BEGIN
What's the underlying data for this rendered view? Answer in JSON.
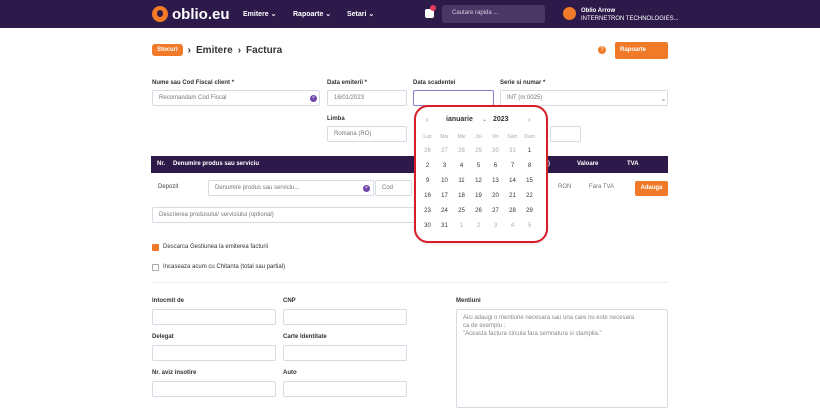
{
  "topbar": {
    "brand": "oblio.eu",
    "menu": [
      "Emitere ⌄",
      "Rapoarte ⌄",
      "Setari ⌄"
    ],
    "search": "Cautare rapida ...",
    "user_name": "Oblio Arrow",
    "company": "INTERNETRON TECHNOLOGIES..."
  },
  "breadcrumb": {
    "stoc": "Stocuri",
    "part1": "Emitere",
    "part2": "Factura",
    "sep": "›"
  },
  "report": "Rapoarte",
  "help": "?",
  "form": {
    "client_label": "Nume sau Cod Fiscal client *",
    "client_placeholder": "Recomandam Cod Fiscal",
    "date_label": "Data emiterii *",
    "date_value": "16/01/2023",
    "due_label": "Data scadentei",
    "due_value": "",
    "series_label": "Serie si numar *",
    "series_value": "INT (nr.0025)",
    "lang_label": "Limba",
    "lang_value": "Romana (RO)"
  },
  "table_header": {
    "nr": "Nr.",
    "product": "Denumire produs sau serviciu",
    "m": "(M)",
    "value": "Valoare",
    "vat": "TVA"
  },
  "line": {
    "depot": "Depozit",
    "product_placeholder": "Denumire produs sau serviciu...",
    "code_placeholder": "Cod",
    "currency": "RON",
    "vat": "Fara TVA",
    "add_button": "Adauga",
    "description_placeholder": "Descrierea produsului/ serviciului (optional)"
  },
  "checks": {
    "discharge": "Descarca Gestiunea la emiterea facturii",
    "collect": "Incaseaza acum cu Chitanta (total sau partial)"
  },
  "bottom": {
    "prepared": "Intocmit de",
    "cnp": "CNP",
    "delegate": "Delegat",
    "id_card": "Carte Identitate",
    "notice": "Nr. aviz insotire",
    "car": "Auto",
    "mentions": "Mentiuni",
    "mentions_text": "Aici adaugi o mentiune necesara sau una care nu este necesara\nca de exemplu :\n\"Aceasta factura circula fara semnatura si stampila.\""
  },
  "calendar": {
    "month": "ianuarie",
    "year": "2023",
    "weekdays": [
      "Lun",
      "Mar",
      "Mie",
      "Joi",
      "Vin",
      "Sâm",
      "Dum"
    ],
    "days": [
      [
        "26",
        "27",
        "28",
        "29",
        "30",
        "31",
        "1"
      ],
      [
        "2",
        "3",
        "4",
        "5",
        "6",
        "7",
        "8"
      ],
      [
        "9",
        "10",
        "11",
        "12",
        "13",
        "14",
        "15"
      ],
      [
        "16",
        "17",
        "18",
        "19",
        "20",
        "21",
        "22"
      ],
      [
        "23",
        "24",
        "25",
        "26",
        "27",
        "28",
        "29"
      ],
      [
        "30",
        "31",
        "1",
        "2",
        "3",
        "4",
        "5"
      ]
    ]
  },
  "icons": {
    "logo": "oblio-logo",
    "bell": "bell-icon",
    "clear": "clear-icon",
    "help": "help-icon"
  }
}
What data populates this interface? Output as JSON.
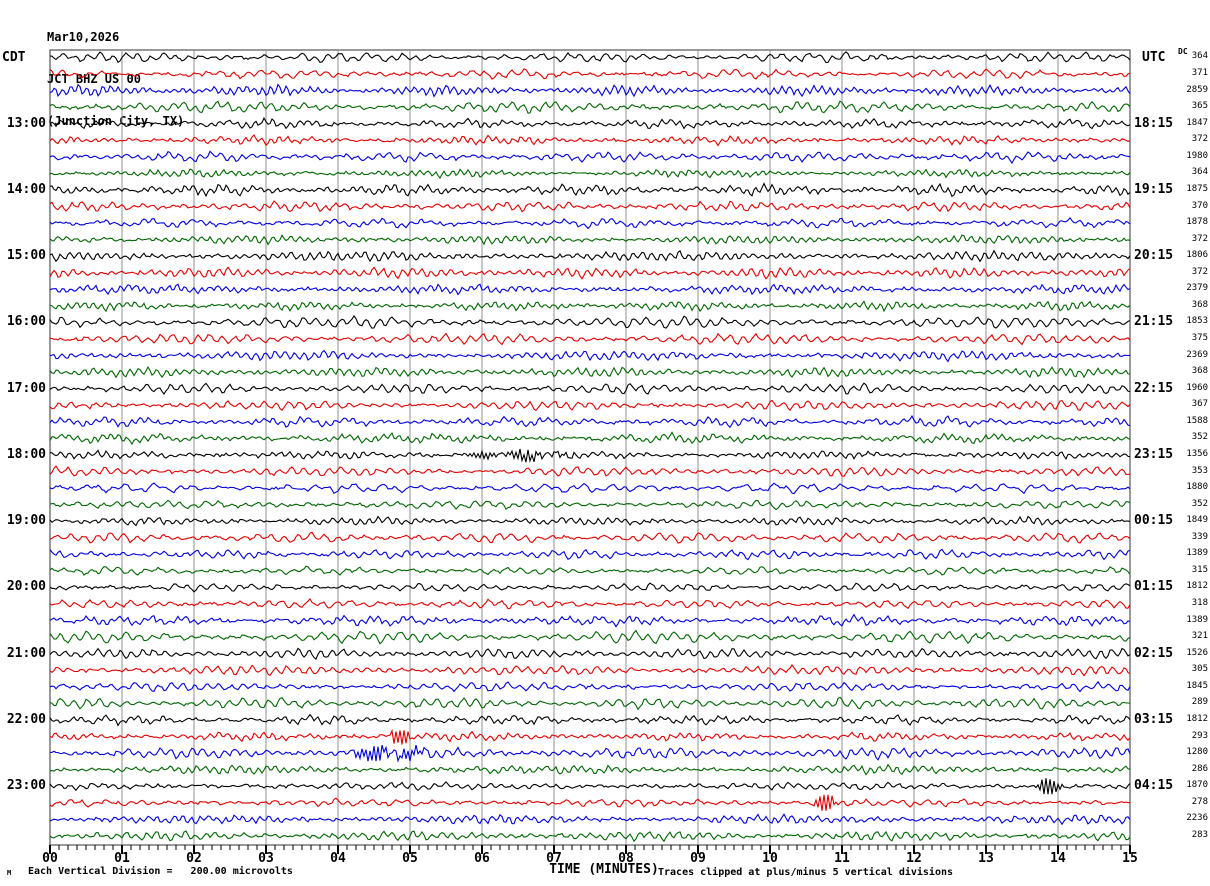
{
  "header": {
    "date": "Mar10,2026",
    "station": "JCT BHZ US 00",
    "location": "(Junction City, TX)"
  },
  "left_timezone_label": "CDT",
  "right_timezone_label": "UTC",
  "dc_column_label": "DC",
  "footer": {
    "scale_note": "Each Vertical Division =   200.00 microvolts",
    "x_axis_label": "TIME (MINUTES)",
    "clip_note": "Traces clipped at plus/minus 5 vertical divisions",
    "corner_mark": "M"
  },
  "chart_data": {
    "type": "line",
    "title": "Helicorder seismogram JCT BHZ US 00 (Junction City, TX) Mar10,2026",
    "xlabel": "TIME (MINUTES)",
    "x_range_minutes": [
      0,
      15
    ],
    "x_ticks": [
      "00",
      "01",
      "02",
      "03",
      "04",
      "05",
      "06",
      "07",
      "08",
      "09",
      "10",
      "11",
      "12",
      "13",
      "14",
      "15"
    ],
    "minor_ticks_per_major": 8,
    "minutes_per_row": 15,
    "grid": true,
    "grid_color": "#909090",
    "frame_color": "#333333",
    "trace_colors": {
      "black": "#000000",
      "red": "#e00000",
      "blue": "#0000dd",
      "green": "#006600"
    },
    "color_cycle": [
      "black",
      "red",
      "blue",
      "green"
    ],
    "rows": [
      {
        "dc": 364,
        "left": "",
        "right": ""
      },
      {
        "dc": 371,
        "left": "",
        "right": ""
      },
      {
        "dc": 2859,
        "left": "",
        "right": ""
      },
      {
        "dc": 365,
        "left": "",
        "right": ""
      },
      {
        "dc": 1847,
        "left": "13:00",
        "right": "18:15"
      },
      {
        "dc": 372,
        "left": "",
        "right": ""
      },
      {
        "dc": 1980,
        "left": "",
        "right": ""
      },
      {
        "dc": 364,
        "left": "",
        "right": ""
      },
      {
        "dc": 1875,
        "left": "14:00",
        "right": "19:15"
      },
      {
        "dc": 370,
        "left": "",
        "right": ""
      },
      {
        "dc": 1878,
        "left": "",
        "right": ""
      },
      {
        "dc": 372,
        "left": "",
        "right": ""
      },
      {
        "dc": 1806,
        "left": "15:00",
        "right": "20:15"
      },
      {
        "dc": 372,
        "left": "",
        "right": ""
      },
      {
        "dc": 2379,
        "left": "",
        "right": ""
      },
      {
        "dc": 368,
        "left": "",
        "right": ""
      },
      {
        "dc": 1853,
        "left": "16:00",
        "right": "21:15"
      },
      {
        "dc": 375,
        "left": "",
        "right": ""
      },
      {
        "dc": 2369,
        "left": "",
        "right": ""
      },
      {
        "dc": 368,
        "left": "",
        "right": ""
      },
      {
        "dc": 1960,
        "left": "17:00",
        "right": "22:15"
      },
      {
        "dc": 367,
        "left": "",
        "right": ""
      },
      {
        "dc": 1588,
        "left": "",
        "right": ""
      },
      {
        "dc": 352,
        "left": "",
        "right": ""
      },
      {
        "dc": 1356,
        "left": "18:00",
        "right": "23:15"
      },
      {
        "dc": 353,
        "left": "",
        "right": ""
      },
      {
        "dc": 1880,
        "left": "",
        "right": ""
      },
      {
        "dc": 352,
        "left": "",
        "right": ""
      },
      {
        "dc": 1849,
        "left": "19:00",
        "right": "00:15"
      },
      {
        "dc": 339,
        "left": "",
        "right": ""
      },
      {
        "dc": 1389,
        "left": "",
        "right": ""
      },
      {
        "dc": 315,
        "left": "",
        "right": ""
      },
      {
        "dc": 1812,
        "left": "20:00",
        "right": "01:15"
      },
      {
        "dc": 318,
        "left": "",
        "right": ""
      },
      {
        "dc": 1389,
        "left": "",
        "right": ""
      },
      {
        "dc": 321,
        "left": "",
        "right": ""
      },
      {
        "dc": 1526,
        "left": "21:00",
        "right": "02:15"
      },
      {
        "dc": 305,
        "left": "",
        "right": ""
      },
      {
        "dc": 1845,
        "left": "",
        "right": ""
      },
      {
        "dc": 289,
        "left": "",
        "right": ""
      },
      {
        "dc": 1812,
        "left": "22:00",
        "right": "03:15"
      },
      {
        "dc": 293,
        "left": "",
        "right": ""
      },
      {
        "dc": 1280,
        "left": "",
        "right": ""
      },
      {
        "dc": 286,
        "left": "",
        "right": ""
      },
      {
        "dc": 1870,
        "left": "23:00",
        "right": "04:15"
      },
      {
        "dc": 278,
        "left": "",
        "right": ""
      },
      {
        "dc": 2236,
        "left": "",
        "right": ""
      },
      {
        "dc": 283,
        "left": "",
        "right": ""
      }
    ],
    "events": [
      {
        "row": 24,
        "minute_start": 5.6,
        "minute_end": 7.4,
        "amplitude": 4.5
      },
      {
        "row": 41,
        "minute_start": 4.7,
        "minute_end": 5.05,
        "amplitude": 10
      },
      {
        "row": 42,
        "minute_start": 3.9,
        "minute_end": 5.4,
        "amplitude": 7
      },
      {
        "row": 44,
        "minute_start": 13.65,
        "minute_end": 14.15,
        "amplitude": 10
      },
      {
        "row": 45,
        "minute_start": 10.55,
        "minute_end": 10.95,
        "amplitude": 11
      }
    ]
  }
}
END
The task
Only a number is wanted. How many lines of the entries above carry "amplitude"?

The completed task
5